Your objective: Your reply should be the records below, duplicated exactly, with any picture removed.
|---|
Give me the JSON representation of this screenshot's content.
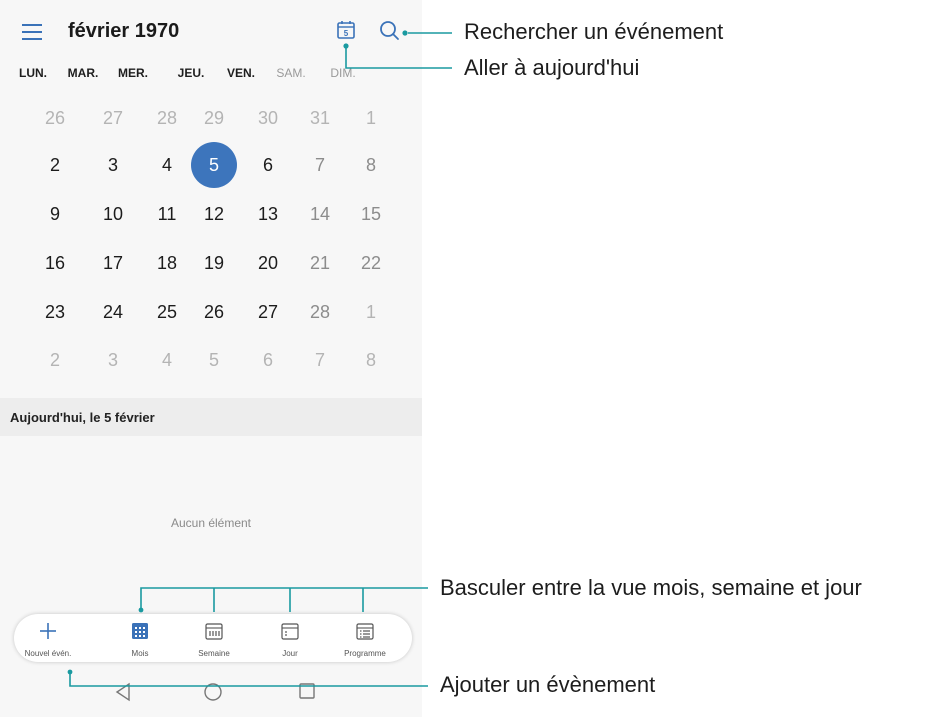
{
  "header": {
    "title": "février 1970",
    "today_icon_number": "5"
  },
  "weekdays": [
    {
      "label": "LUN.",
      "weekend": false
    },
    {
      "label": "MAR.",
      "weekend": false
    },
    {
      "label": "MER.",
      "weekend": false
    },
    {
      "label": "JEU.",
      "weekend": false
    },
    {
      "label": "VEN.",
      "weekend": false
    },
    {
      "label": "SAM.",
      "weekend": true
    },
    {
      "label": "DIM.",
      "weekend": true
    }
  ],
  "weeks": [
    [
      "26",
      "27",
      "28",
      "29",
      "30",
      "31",
      "1"
    ],
    [
      "2",
      "3",
      "4",
      "5",
      "6",
      "7",
      "8"
    ],
    [
      "9",
      "10",
      "11",
      "12",
      "13",
      "14",
      "15"
    ],
    [
      "16",
      "17",
      "18",
      "19",
      "20",
      "21",
      "22"
    ],
    [
      "23",
      "24",
      "25",
      "26",
      "27",
      "28",
      "1"
    ],
    [
      "2",
      "3",
      "4",
      "5",
      "6",
      "7",
      "8"
    ]
  ],
  "current_month_range": {
    "first_week": 1,
    "first_day_col": 0,
    "last_week": 4,
    "last_day_col": 5
  },
  "selected_day": "5",
  "today_section": {
    "title": "Aujourd'hui, le  5 février",
    "empty_message": "Aucun élément"
  },
  "bottom_bar": {
    "items": [
      {
        "label": "Nouvel évén.",
        "icon": "plus-icon"
      },
      {
        "label": "Mois",
        "icon": "month-view-icon"
      },
      {
        "label": "Semaine",
        "icon": "week-view-icon"
      },
      {
        "label": "Jour",
        "icon": "day-view-icon"
      },
      {
        "label": "Programme",
        "icon": "agenda-view-icon"
      }
    ]
  },
  "system_nav": [
    "back-icon",
    "home-icon",
    "recents-icon"
  ],
  "callouts": {
    "search": "Rechercher un événement",
    "today": "Aller à aujourd'hui",
    "switch_view": "Basculer entre la vue mois, semaine et jour",
    "add_event": "Ajouter un évènement"
  },
  "colors": {
    "accent": "#3d75bc",
    "leader_line": "#1a9aa0",
    "muted_text": "#b4b4b4"
  }
}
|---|
Answer to this exercise:
Give me the JSON representation of this screenshot's content.
{
  "header": {
    "title": "février 1970",
    "today_icon_number": "5"
  },
  "weekdays": [
    {
      "label": "LUN.",
      "weekend": false
    },
    {
      "label": "MAR.",
      "weekend": false
    },
    {
      "label": "MER.",
      "weekend": false
    },
    {
      "label": "JEU.",
      "weekend": false
    },
    {
      "label": "VEN.",
      "weekend": false
    },
    {
      "label": "SAM.",
      "weekend": true
    },
    {
      "label": "DIM.",
      "weekend": true
    }
  ],
  "weeks": [
    [
      "26",
      "27",
      "28",
      "29",
      "30",
      "31",
      "1"
    ],
    [
      "2",
      "3",
      "4",
      "5",
      "6",
      "7",
      "8"
    ],
    [
      "9",
      "10",
      "11",
      "12",
      "13",
      "14",
      "15"
    ],
    [
      "16",
      "17",
      "18",
      "19",
      "20",
      "21",
      "22"
    ],
    [
      "23",
      "24",
      "25",
      "26",
      "27",
      "28",
      "1"
    ],
    [
      "2",
      "3",
      "4",
      "5",
      "6",
      "7",
      "8"
    ]
  ],
  "current_month_range": {
    "first_week": 1,
    "first_day_col": 0,
    "last_week": 4,
    "last_day_col": 5
  },
  "selected_day": "5",
  "today_section": {
    "title": "Aujourd'hui, le  5 février",
    "empty_message": "Aucun élément"
  },
  "bottom_bar": {
    "items": [
      {
        "label": "Nouvel évén.",
        "icon": "plus-icon"
      },
      {
        "label": "Mois",
        "icon": "month-view-icon"
      },
      {
        "label": "Semaine",
        "icon": "week-view-icon"
      },
      {
        "label": "Jour",
        "icon": "day-view-icon"
      },
      {
        "label": "Programme",
        "icon": "agenda-view-icon"
      }
    ]
  },
  "system_nav": [
    "back-icon",
    "home-icon",
    "recents-icon"
  ],
  "callouts": {
    "search": "Rechercher un événement",
    "today": "Aller à aujourd'hui",
    "switch_view": "Basculer entre la vue mois, semaine et jour",
    "add_event": "Ajouter un évènement"
  },
  "colors": {
    "accent": "#3d75bc",
    "leader_line": "#1a9aa0",
    "muted_text": "#b4b4b4"
  }
}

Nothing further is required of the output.